After the second rest day, the route heads to the Alps for three stages that include the Col d'Izoard, the Col du Galibier, and the Col d'Iseran – the highest paved road in Europe.
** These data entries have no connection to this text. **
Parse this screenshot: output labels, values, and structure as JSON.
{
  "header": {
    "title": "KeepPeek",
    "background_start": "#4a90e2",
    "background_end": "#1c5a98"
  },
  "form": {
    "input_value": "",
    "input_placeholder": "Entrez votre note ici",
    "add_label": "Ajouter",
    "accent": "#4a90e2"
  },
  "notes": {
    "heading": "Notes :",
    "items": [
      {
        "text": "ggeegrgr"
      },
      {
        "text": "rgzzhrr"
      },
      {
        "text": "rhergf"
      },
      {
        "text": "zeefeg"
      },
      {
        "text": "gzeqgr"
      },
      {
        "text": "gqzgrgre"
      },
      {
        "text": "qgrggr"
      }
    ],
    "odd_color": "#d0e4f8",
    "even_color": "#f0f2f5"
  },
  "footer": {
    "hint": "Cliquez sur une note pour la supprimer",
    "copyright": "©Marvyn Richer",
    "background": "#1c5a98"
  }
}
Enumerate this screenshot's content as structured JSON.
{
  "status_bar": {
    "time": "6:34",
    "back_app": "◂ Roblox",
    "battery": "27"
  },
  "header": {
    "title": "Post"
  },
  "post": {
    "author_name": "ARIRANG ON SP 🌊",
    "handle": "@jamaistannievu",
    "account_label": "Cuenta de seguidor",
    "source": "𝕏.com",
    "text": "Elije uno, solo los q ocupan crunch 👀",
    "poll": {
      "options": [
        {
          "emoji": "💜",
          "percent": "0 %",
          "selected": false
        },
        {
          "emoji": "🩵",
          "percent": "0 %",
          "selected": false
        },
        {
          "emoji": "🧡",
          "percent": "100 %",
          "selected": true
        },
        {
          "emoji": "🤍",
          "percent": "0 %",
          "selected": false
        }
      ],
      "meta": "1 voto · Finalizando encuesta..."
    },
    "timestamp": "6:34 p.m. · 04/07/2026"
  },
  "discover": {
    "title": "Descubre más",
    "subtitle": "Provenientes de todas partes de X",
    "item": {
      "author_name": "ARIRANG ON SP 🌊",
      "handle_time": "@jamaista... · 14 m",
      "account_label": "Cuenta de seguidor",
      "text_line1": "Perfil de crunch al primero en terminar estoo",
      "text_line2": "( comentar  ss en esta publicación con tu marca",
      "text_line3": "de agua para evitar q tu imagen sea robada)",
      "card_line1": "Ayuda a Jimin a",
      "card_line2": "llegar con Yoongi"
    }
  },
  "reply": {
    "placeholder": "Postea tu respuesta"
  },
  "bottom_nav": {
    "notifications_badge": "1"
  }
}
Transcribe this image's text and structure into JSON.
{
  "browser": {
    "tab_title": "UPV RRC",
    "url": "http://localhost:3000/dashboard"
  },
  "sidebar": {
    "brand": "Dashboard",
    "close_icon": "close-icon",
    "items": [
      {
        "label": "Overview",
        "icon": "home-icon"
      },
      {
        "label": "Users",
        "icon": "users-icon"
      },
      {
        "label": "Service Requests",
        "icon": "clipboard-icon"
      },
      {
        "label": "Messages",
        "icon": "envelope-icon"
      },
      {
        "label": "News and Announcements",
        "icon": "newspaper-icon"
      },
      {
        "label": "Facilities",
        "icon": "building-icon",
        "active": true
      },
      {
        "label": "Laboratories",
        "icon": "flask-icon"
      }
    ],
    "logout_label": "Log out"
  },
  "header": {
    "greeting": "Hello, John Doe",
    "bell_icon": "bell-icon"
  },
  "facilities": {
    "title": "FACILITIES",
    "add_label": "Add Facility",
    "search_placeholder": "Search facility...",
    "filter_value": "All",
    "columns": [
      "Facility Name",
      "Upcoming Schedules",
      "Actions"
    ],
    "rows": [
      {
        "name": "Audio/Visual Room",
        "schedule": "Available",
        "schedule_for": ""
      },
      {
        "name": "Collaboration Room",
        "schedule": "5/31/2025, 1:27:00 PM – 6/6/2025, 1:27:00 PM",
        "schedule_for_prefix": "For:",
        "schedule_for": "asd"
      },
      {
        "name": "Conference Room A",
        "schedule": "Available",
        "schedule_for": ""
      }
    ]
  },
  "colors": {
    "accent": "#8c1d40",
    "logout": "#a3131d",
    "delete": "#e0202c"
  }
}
The winner of the 2019 Tour de France will effectively be determined after one mammoth final climb to the finish line at Val Thorens on stage 20, before the race heads into Paris for the finale along the Champs-Elysées.
Tour de France biggest stories
- Peter Sagan vents frustration after second place in Tour de France opening sprint
- Mark Cavendish not selected for Tour de France
- Greg LeMond: If he's really lost 5kg Valverde should win the Tour de France
- Momentum still with Bernal as Thomas loses five seconds in fraught stage 3 finale
- Team Ineos to use Muc-Off's '£6,000 chain' at Tour de France
- Aldag and Ryder clash over Mark Cavendish's Tour de France non-selection
- Team Ineos silenced by Jumbo-Visma's dominant Tour de France TTT
- Richie Porte: Geraint Thomas is the clear Tour de France favourite
- Peter Sagan: The Tour de France sprints are always a big mess
- Thomas and Bernal named as joint leaders for Team Ineos Tour de France squad
- Nibali coy on Tour de France ambitions despite being named as Bahrain-Merida leader
- No room for Gilbert as Viviani and Alaphilippe lead Deceuninck-QuickStep at Tour de France
- Tom Dumoulin ruled out of Tour de France
- Thomas: Chris Froome Tour de France absence is a setback for Ineos
Tour de France tech
- Julian Alaphilippe's Specialized S-Works Tarmac Disc
- Peter Sagan's S-Works Venge
- Tour de France mega tech gallery: 99 images from stage 2 TTT
- Geraint Thomas' Pinarello Dogma F12
- Specialized announce new Shiv TT bike for Tour de France
Tour de France countdown features
- Tour de France 2019: The Essential Guide
- 1999 Tour de France: The farce of renewal
- A complex character: Thibaut Pinot returns to the Tour de France
- All the gear: Tour de France 2019 tech preview
- The high life: The evolution of the pre-Tour de France altitude camp
- Tour de France 2019: The ambush stages
- Merckx, Hinault, Froome: What happens when the Tour de France favourite doesn't start?
- How EF Education First selected their Tour de France team - Podcast
- Philippa York: The fun and panache seem to be missing from Nairo Quintana
- 10 riders to watch at the 2019 Tour de France
- Philippa York analysis: The unique Alaphilippe
- Form ranking: Tour de France 2019 favourites - pre-race
- Philippa York: Losing Chris Froome changes the Tour de France for every team
- Form ranking: Tour de France 2019 favourites - June
- Philippa York analysis: Double trouble for Giro-Tour challengers
- Tour de France 2019: 5 key stages
- Form ranking: Tour de France 2019 favourites - March
How to watch the Tour de France
- How to watch the Tour de France - free live streams from anywhere
- Chris Horner joins NBC's Tour de France broadcast team
Tour de France podcasts
- Tour de France stage 1 preview: Bernal, Moscon, Viviani
- Tour de France countdown podcast: Thomas, Porte, Cummings and Bennett
- Tour de France podcast: Cavendish controversy, Pinot, Woods and Sunweb’s Dumoulin dilemma
- How EF Education First selected their Tour de France team
- Podcast: Has Bernal done enough to lead at the Tour de France?
Tour de France race map